“I think it’s easy to compartmentalize climate emotions, to view them as uncomfortable or inconvenient evidence of your humanity while doing ‘objective’ scientific research,” said Ng, who also co-authored the recent publication. “This course did a great job making space for all emotions and acknowledging they come from a place of care.”
Some key themes emerged during the course, which the authors highlighted in their publication.
- Minimizing stigma or feelings of isolation about climate emotions by offering structured, non-judgmental opportunities for students to discuss their emotions openly
- Providing hope and motivation by offering clear, uplifting examples of climate progress or tangible ways to make a difference such as partnerships with local communities
- Recognizing that the act of conducting science can act as an effective means to reduce challenging emotions surrounding the climate.
- Acknowledging and making room for the broad range of emotions and experiences that students bring based on their diverse backgrounds and lived experiences
Ng said she was most excited to highlight the roles of community and collective action as ways to bolster students’ senses of belonging and agency.
“When you have this huge unjust global problem that no individual can address on their own, that sense of futility can lead to negative emotions,” she said. “But if there’s a way to have a small win here and there at the local level — for instance, leaving the lab and working in community to support a resident-led climate project — maybe that’s a way to help manage your climate emotions and make the work more sustainable.”
Read the full list of recommendations in Nature Climate Change.
Ways to embrace climate emotions in higher education
Following are some ways the authors recommend that instructors, research mentors, and institutional leaders can help students and researchers engage productively with their climate emotions.
- Offer structured classroom activities to collectively explore climate emotions without judgment
- Provide curated readings highlighting the scope and complexity of climate emotions experienced by professionals in the field
- Instructors may consider sharing their personal experiences with climate emotions
- Offer uplifting examples of tangible climate progress to help channel challenging emotions into action
- Foster graduate students’ sense of agency in responding to climate change by highlighting positive research outcomes
- Highlight and share academic publications, news articles and narrative writing about climate emotions to reduce sense of alienation
- Organizing outreach events with local museums or citizen science organizations can foster a sense of connection to the local ecosystem and the community
- Mentors may wish to seek additional training in this evolving area, or ask students how they can best be supported
- Host climate cafes – gatherings where people of all career-stages can speak frankly in a validating setting about how climate change impacts their lives
- Departments can offer resources for grappling with climate emotions online and during graduate onboarding events.
- Invest in trainings for staff, faculty and instructors who work closely with students studying climate change

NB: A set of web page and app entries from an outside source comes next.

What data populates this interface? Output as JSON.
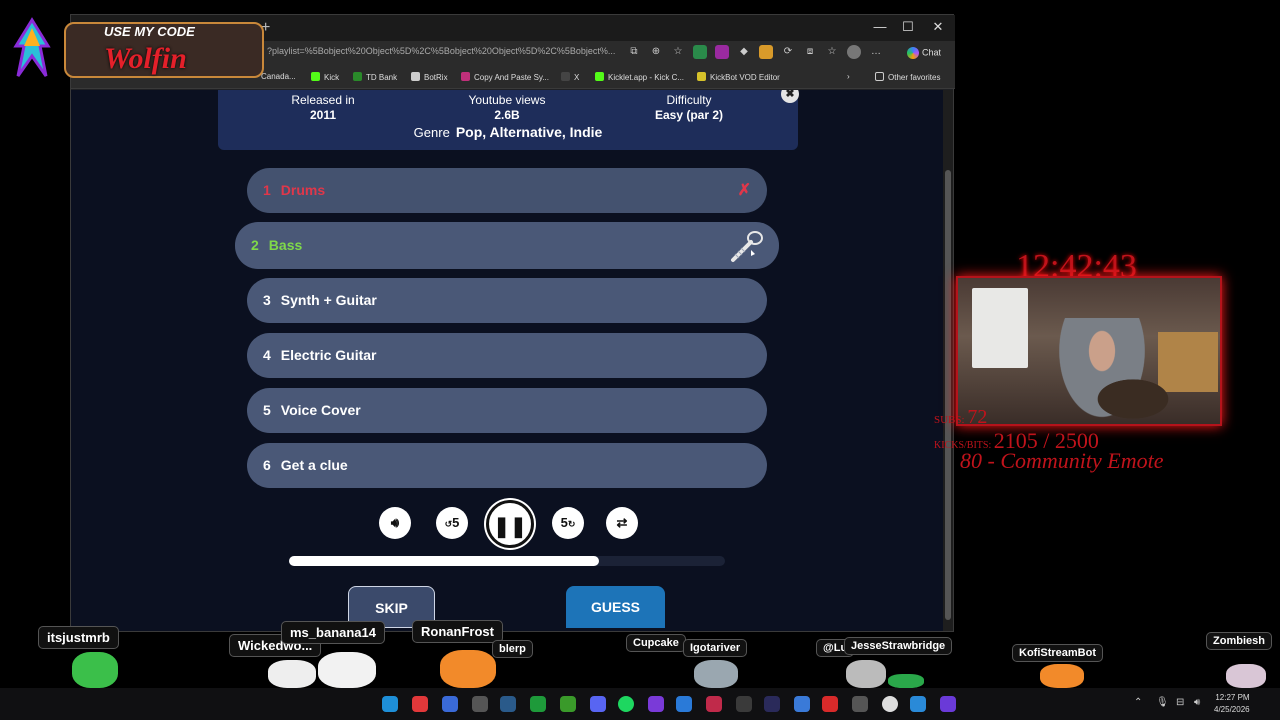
{
  "overlay": {
    "code_top": "USE MY CODE",
    "code_name": "Wolfin",
    "clock": "12:42:43",
    "subs_label": "SUBS:",
    "subs_value": "72",
    "kicks_label": "KICKS/BITS:",
    "kicks_value": "2105 / 2500",
    "emote_goal": "80 - Community Emote"
  },
  "browser": {
    "url": "?playlist=%5Bobject%20Object%5D%2C%5Bobject%20Object%5D%2C%5Bobject%...",
    "chat_label": "Chat",
    "bookmarks": [
      "Canada...",
      "Kick",
      "TD Bank",
      "BotRix",
      "Copy And Paste Sy...",
      "X",
      "Kicklet.app - Kick C...",
      "KickBot VOD Editor"
    ],
    "other_favorites": "Other favorites"
  },
  "song": {
    "released_label": "Released in",
    "released_value": "2011",
    "views_label": "Youtube views",
    "views_value": "2.6B",
    "difficulty_label": "Difficulty",
    "difficulty_value": "Easy (par 2)",
    "genre_label": "Genre",
    "genre_value": "Pop, Alternative, Indie"
  },
  "options": [
    {
      "num": "1",
      "label": "Drums",
      "state": "wrong"
    },
    {
      "num": "2",
      "label": "Bass",
      "state": "current"
    },
    {
      "num": "3",
      "label": "Synth + Guitar",
      "state": "locked"
    },
    {
      "num": "4",
      "label": "Electric Guitar",
      "state": "locked"
    },
    {
      "num": "5",
      "label": "Voice Cover",
      "state": "locked"
    },
    {
      "num": "6",
      "label": "Get a clue",
      "state": "locked"
    }
  ],
  "player": {
    "progress": 0.71,
    "rewind_label": "5",
    "forward_label": "5"
  },
  "buttons": {
    "skip": "SKIP",
    "guess": "GUESS"
  },
  "chatters": [
    "itsjustmrb",
    "Wickedwo...",
    "ms_banana14",
    "RonanFrost",
    "blerp",
    "Cupcake",
    "Igotariver",
    "@Lu",
    "JesseStrawbridge",
    "KofiStreamBot",
    "Zombiesh"
  ],
  "taskbar": {
    "time": "12:27 PM",
    "date": "4/25/2026"
  },
  "colors": {
    "wrong": "#e0374a",
    "current": "#7fd84a",
    "option_bg": "#4a5877",
    "guess_bg": "#1d74b8",
    "overlay_red": "#c0131b"
  }
}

*Michelle Ng, Sierra R. Castaneda, and Susanne C. Moser were co-authors on the publication. Britt Wray was senior author.
Cover image caption: Glaciologists monitoring the changes happening on Gepang Gath Glacier due to increasing temepratures. Such research can elicit a range of emotions about climate change on the part of researchers, which can impact their motivation and engagement. Rakesh Rao / Climate Visuals Countdown